American envoy on anti-Semitism warns that Jewish bodies in Europe are being bankrupted by the growing need for security.

Arutz Sheva North America ,

French soldiers guard a Jewish institution (file)
French soldiers guard a Jewish institution (file)

Many Jewish bodies in Europe are being bankrupted by the growing need for security measures, the State Department's special envoy on anti-Semitism said on Friday, according to AFP.

Jewish communities in Europe are on edge after being targeted by Islamist gunmen in recent attacks in France and Denmark.

But even before that, many said they were victims of a growing tide of anti-Semitic crime, with the number of Jews leaving France for Israel nearly doubling between 2013 and 2014.

"Every Jewish community in western Europe certainly needs security support. Many of them are being bankrupted by the money they have to spend to protect their institutions," Ira Forman was quoted as having told journalists in Stockholm.

"If current trends continue, and they're not good... we have to worry about small Jewish communities in Europe and their very viability," he added, according to AFP.

"There is clearly a problem of integration in parts of Europe," Forman said, referring to the continent's Muslim population.

Education was key to fighting anti-Semitism since "ultimately security's a band-aid," he said.

"It's also communication strategies. How do you push back against hate on the Internet?" he said.

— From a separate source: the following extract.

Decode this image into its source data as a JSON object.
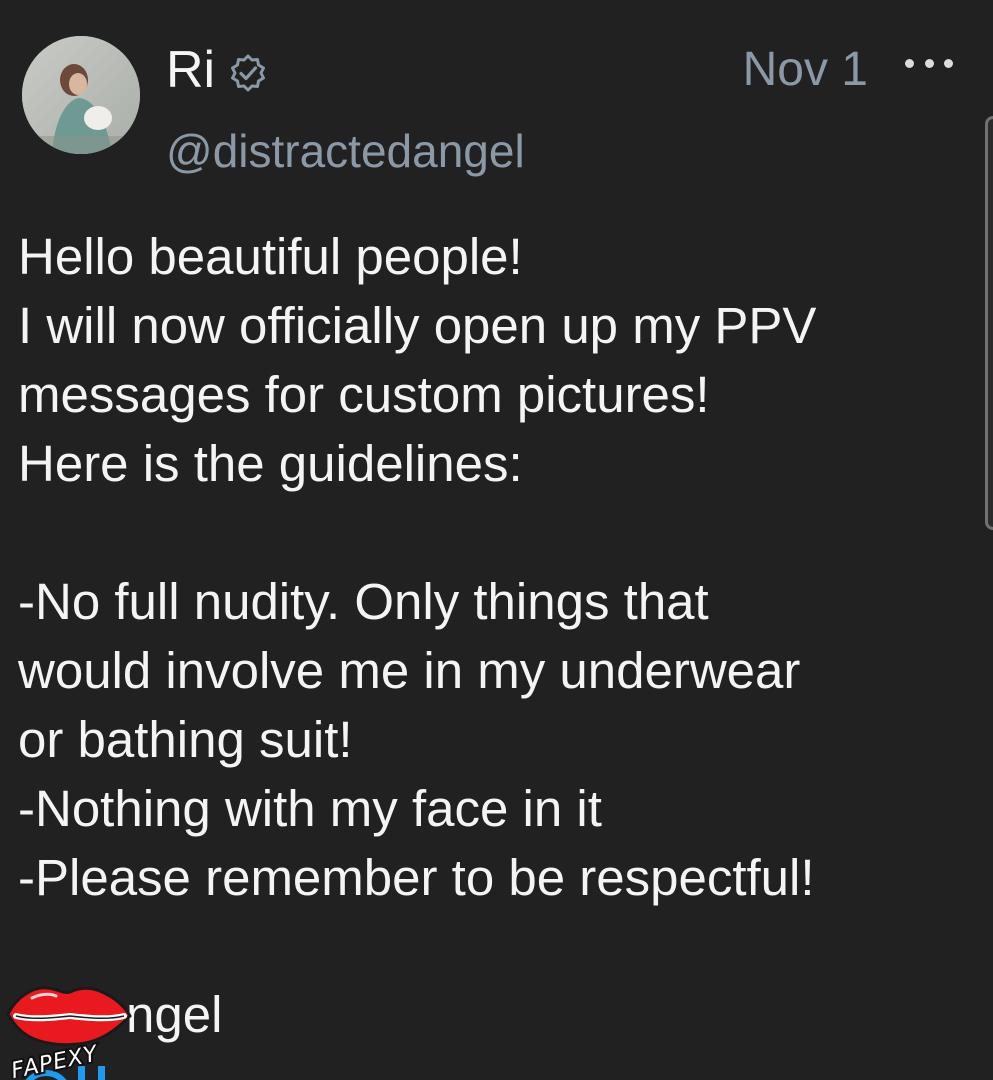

Forman is also due to visit Malmo, Sweden's third largest city which suffers from a high level of hate crimes against Jews. Several journalists have documented the virulent anti-Semitism openly expressed by the city’s residents. Petter Ljunggren, a Swedish journalist looking to test attitudes toward Jews, was recently cursed and assaulted when walking through the city wearing a yarmulke and a necklace with the Star of David. 

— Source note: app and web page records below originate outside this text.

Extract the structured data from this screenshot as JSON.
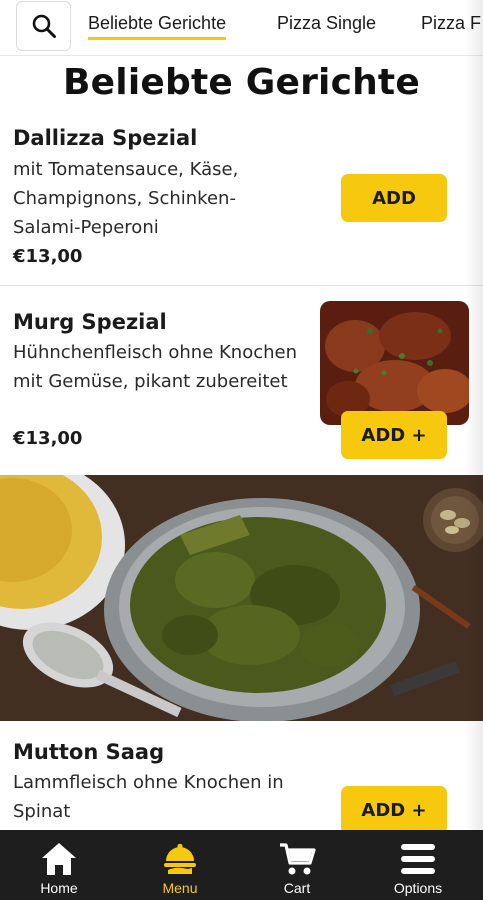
{
  "search": {
    "icon": "search-icon"
  },
  "tabs": [
    {
      "label": "Beliebte Gerichte",
      "active": true
    },
    {
      "label": "Pizza Single",
      "active": false
    },
    {
      "label": "Pizza F",
      "active": false
    }
  ],
  "page_title": "Beliebte Gerichte",
  "items": [
    {
      "name": "Dallizza Spezial",
      "description": "mit Tomatensauce, Käse, Champignons, Schinken-Salami-Peperoni",
      "price": "€13,00",
      "button": "ADD"
    },
    {
      "name": "Murg Spezial",
      "description": "Hühnchenfleisch ohne Knochen mit Gemüse, pikant zubereitet",
      "price": "€13,00",
      "button": "ADD +",
      "image": "chicken-curry-photo"
    },
    {
      "name": "Mutton Saag",
      "description": "Lammfleisch ohne Knochen in Spinat",
      "button": "ADD +",
      "image": "mutton-saag-photo"
    }
  ],
  "bottom_nav": [
    {
      "label": "Home",
      "icon": "home-icon",
      "active": false
    },
    {
      "label": "Menu",
      "icon": "menu-dish-icon",
      "active": true
    },
    {
      "label": "Cart",
      "icon": "cart-icon",
      "active": false
    },
    {
      "label": "Options",
      "icon": "options-icon",
      "active": false
    }
  ],
  "colors": {
    "accent": "#f6c90e",
    "nav_background": "#1e1e1e",
    "text": "#1b1b1b"
  }
}
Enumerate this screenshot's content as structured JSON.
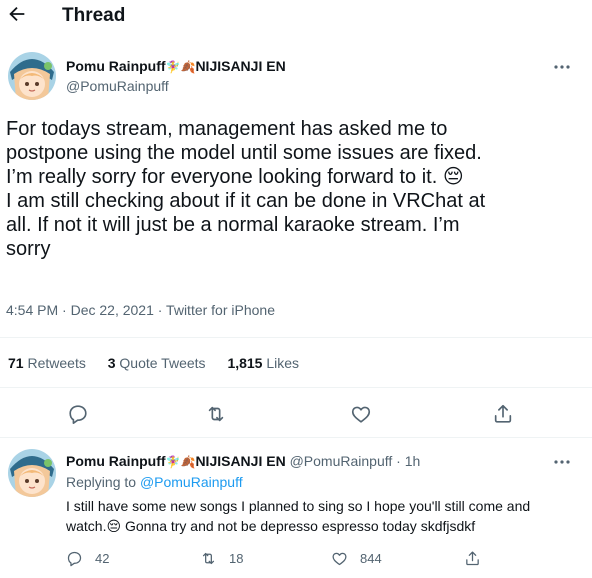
{
  "header": {
    "title": "Thread"
  },
  "main_tweet": {
    "display_name": "Pomu Rainpuff",
    "name_emoji": "🧚‍♀️🍂",
    "name_suffix": "NIJISANJI EN",
    "handle": "@PomuRainpuff",
    "text_lines": [
      "For todays stream, management has asked me to",
      "postpone using the model until some issues are fixed.",
      "I’m really sorry for everyone looking forward to it. 😔",
      "I am still checking about if it can be done in VRChat at",
      "all. If not it will just be a normal karaoke stream. I’m",
      "sorry"
    ],
    "timestamp": "4:54 PM · Dec 22, 2021 · Twitter for iPhone",
    "stats": {
      "retweets_count": "71",
      "retweets_label": "Retweets",
      "quotes_count": "3",
      "quotes_label": "Quote Tweets",
      "likes_count": "1,815",
      "likes_label": "Likes"
    }
  },
  "reply_tweet": {
    "display_name": "Pomu Rainpuff",
    "name_emoji": "🧚‍♀️🍂",
    "name_suffix": "NIJISANJI EN",
    "handle_time": "@PomuRainpuff · 1h",
    "replying_label": "Replying to",
    "replying_handle": "@PomuRainpuff",
    "text_lines": [
      "I still have some new songs I planned to sing so I hope you'll still come and",
      "watch.😔 Gonna try and not be depresso espresso today skdfjsdkf"
    ],
    "reply_count": "42",
    "retweet_count": "18",
    "like_count": "844"
  },
  "icons": [
    "arrow-left-icon",
    "more-icon",
    "reply-icon",
    "retweet-icon",
    "like-icon",
    "share-icon"
  ],
  "colors": {
    "text": "#0f1419",
    "secondary": "#536471",
    "link": "#1d9bf0",
    "divider": "#eff3f4"
  }
}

The U.S. envoy will also visit Copenhagen, where last month's twin attacks saw a gunman kill a 37-year-old Jewish man outside a synagogue as well as a 55-year-old film-maker attending a debate on Islam and freedom of the press at a cultural center.

Denmark's main Jewish organization said last Saturday it had faced a growing security threat since 2005 but that the government had been reluctant to provide it with more funds to cover its costs.

"The whole time we have been able to demonstrate that the costs have been far greater than what (the funds) covered," former chairman Finn Schwarz told public broadcaster DR.

The Copenhagen attacks came just over a month after the January 7-9 shootings in Paris that left 17 people dead, including four Jews at the Hyper Cacher kosher supermarket.

(Arutz Sheva’s North American desk is keeping you updated until the start of Shabbat in New York. The time posted automatically on all Arutz Sheva articles, however, is Israeli time.)